In your copy of the data, include no pictures and alter nothing else.

Website and app data records:
——————

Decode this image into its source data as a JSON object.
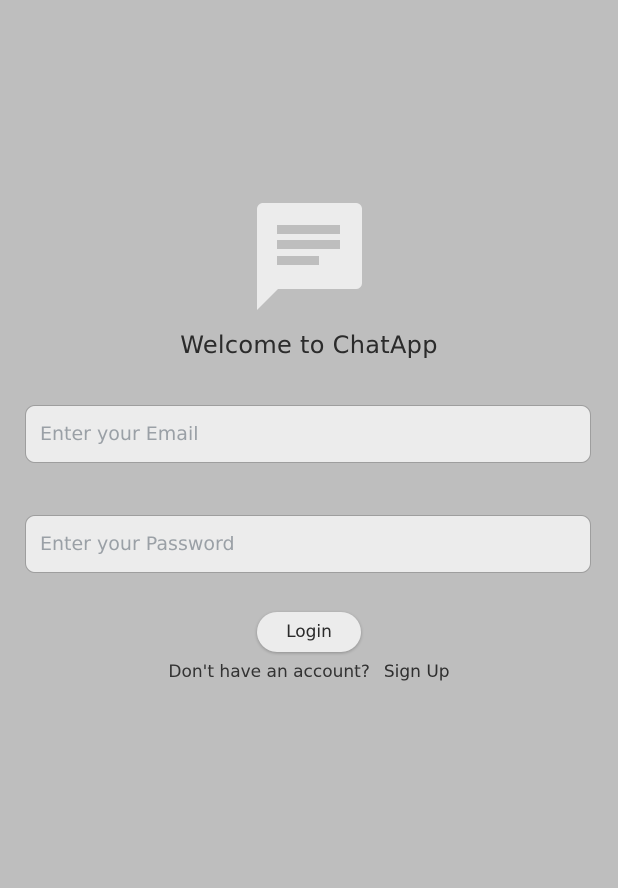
{
  "app": {
    "title": "Welcome to ChatApp",
    "logo_icon": "chat-message-icon",
    "background_color": "#bebebe"
  },
  "form": {
    "email_placeholder": "Enter your Email",
    "email_value": "",
    "password_placeholder": "Enter your Password",
    "password_value": "",
    "login_label": "Login"
  },
  "footer": {
    "prompt_text": "Don't have an account?",
    "signup_label": "Sign Up"
  }
}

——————

REPLY TO THE EXERCISE:
Decode this image into its source data as a JSON object.
{
  "app": {
    "title": "Welcome to ChatApp",
    "logo_icon": "chat-message-icon",
    "background_color": "#bebebe"
  },
  "form": {
    "email_placeholder": "Enter your Email",
    "email_value": "",
    "password_placeholder": "Enter your Password",
    "password_value": "",
    "login_label": "Login"
  },
  "footer": {
    "prompt_text": "Don't have an account?",
    "signup_label": "Sign Up"
  }
}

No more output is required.